Editor’s Note: I asked designer Maarten Hertog to give his personal account of last weekend’s Fairphone Design Bootcamp. Expect a full overview of the workshop’s results in our next post. To clarify: this will NOT change the design of this year’s phone. – Joe Mier, FP Community Manager
A Fairphone boot camp? Is that living in a tent for three days and building a phone from sticks? No, but what is it?! I didn’t know what to expect exactly, but I knew that we’d be imagining the future of the Fairphone design.
My name is Maarten Hertog, and I’m an Industrial Designer with a passion for electronics. Through Facebook I heard about the Fairphone, not strange because it’s an initiative that’s based on open design. Normally I work as a seat designer (Yes, I design car seats for all kinds of public transit!) which involves electronics, but for this task I took two days off to give my input to a phone that is good for people and the environment.
Thursday morning I travelled from Utrecht to Amsterdam with my opinion about how the current mobile phone is unfair and with all my ideas how we can improve this. And I was joined by people from all over – different parts of the Netherlands, and also Germany, Switzerland, England and Uruguay. This group differed from an experienced electrical engineer to a person that is between high school and art school – a very interesting and inspiring group.
After several introductory presentations by Bas van Abel, we were divided into three group with each of their own challenges:
Challenge 1: DIY (Do-It-Yourself) fair phone
Challenge 2: A fair phone that lasts
Challenge 3: A fair phone that feels fair
For me, all the challenges sounded interesting, but I finally decided on the second challenge. How do we make this beloved device last longer in the hands of the owner? Six others joined me in this challenge. Because everybody brought their own opinion, the first discussion about how we perceive the challenge took quite a long time.

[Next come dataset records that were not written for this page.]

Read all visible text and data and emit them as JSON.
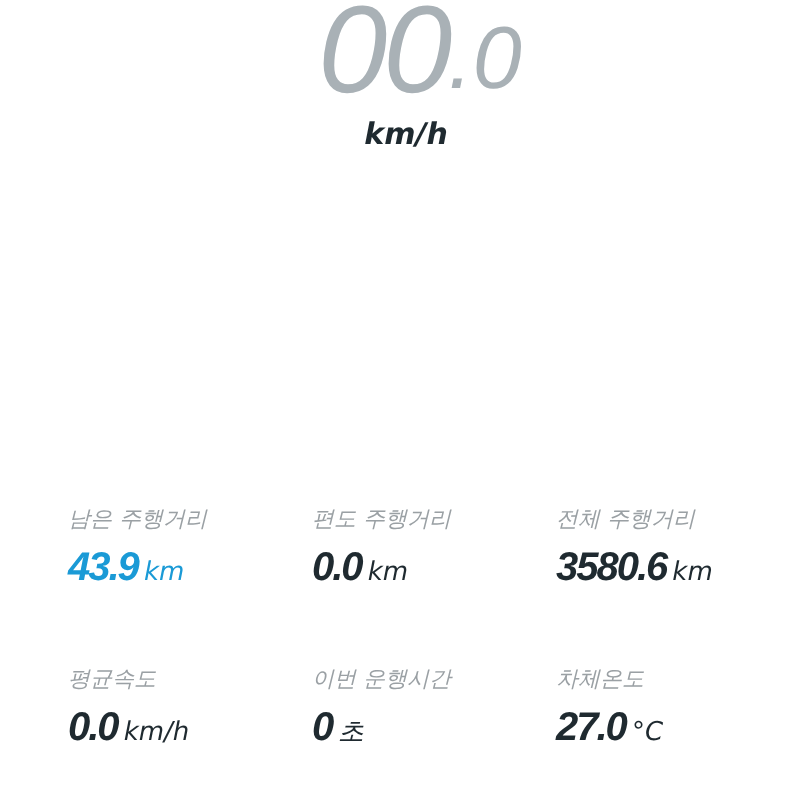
{
  "speed": {
    "whole": "00",
    "fraction": ".0",
    "unit": "km/h"
  },
  "stats": [
    {
      "label": "남은 주행거리",
      "value": "43.9",
      "unit": "km",
      "color": "#1a9ad6"
    },
    {
      "label": "편도 주행거리",
      "value": "0.0",
      "unit": "km",
      "color": "#1f2a30"
    },
    {
      "label": "전체 주행거리",
      "value": "3580.6",
      "unit": "km",
      "color": "#1f2a30"
    },
    {
      "label": "평균속도",
      "value": "0.0",
      "unit": "km/h",
      "color": "#1f2a30"
    },
    {
      "label": "이번 운행시간",
      "value": "0",
      "unit": "초",
      "color": "#1f2a30"
    },
    {
      "label": "차체온도",
      "value": "27.0",
      "unit": "°C",
      "color": "#1f2a30"
    }
  ]
}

Perhaps also fed by the presentation about circular economies by Mark Shayler and the presentation about emotionally-durable design by Hugh Knowles. Luckily, at the end of the day we came to the same conclusion: By making people more attached to their phone, we were also able to make the phone last longer. But how could we achieve this feeling with the user?
On Friday, the second day, it was time to create the concept. But first we learned about Cradle-to-Cradle design explained by Eric Pfromm and Christian Schüten, and we learned about Open Source Design explained by Matt Dexter. The day went by fast, but we achieved nice results. Time to celebrate at the bar downstairs. There, we discussed the day and talked about the countries we are all coming from. Although we live close to each other, we have a lot of differences – like ,
Did you know that German people do not understand Swiss German people? And that they mix a beer with soda in Germany and still call it a beer? Many things you learn by listening to people from only a little far away.
So what actually makes the future Fairphone last longer? Our basic thought behind this was that if the user keeps the phone longer it saves energy in transportation and the usage of materials. But to keep your phone longer means something different for each and every person. One wants to have the latest design, another person wants to have the latest technology, and a third person just wants a phone that lasts.
A solution is found by a modular phone, where only the components are switched out that need to be replaced. This was manifested in the Fair+ service: the longer you keep your phone, the better it is. And while you do this, your phone is maintained until it really dies, and you can save money for your future Fairphone and you can invest in the Fairphone Foundation.
All the results of all group had a certain overlap, because they were strongly related to each other. The DIY challenge went more in-depth with the modularity of the phone. It could even be used like an arduino, a device with which you can build and program your own electrical device. But also they thought about how the circular economy can be a benefit for the modularity of the Fairphone. For example, print your own cover in a Fablab and make the service providers a part of the Fairphone community.
During the bootcamp, the Fairphone was also redesigned to make it feel like a fair phone. The outer appearance was inspired by the Prius: it should look different to make a statement. Also the software was changed: it must make the user conscious that it is using a better phone and show that the user is part of a community. Also it gives more feedback about the energy usage of the phone by color.
Now, looking back to my first time of open designing I can say that I really enjoyed it. Because now when I’m back home, I can still follow the results of our design camp in a big, comfortable, beautiful tent made of brick walls. Also I shared the ideas I had, so they won’t just stay in my head. And that’s also what Fairphone is about. It’s a phone that is developed by the community who all want to work toward improving the status quo by combining their abilities.
Which designs will end up in the Fairphone? For that, I’ll leave it up to the Fairphone team to explain in a later blog post. For now, we’ll just stay tuned at fairphone.com. See you there!
All photos by Arne Kuilman. Used under the Creative Commons license.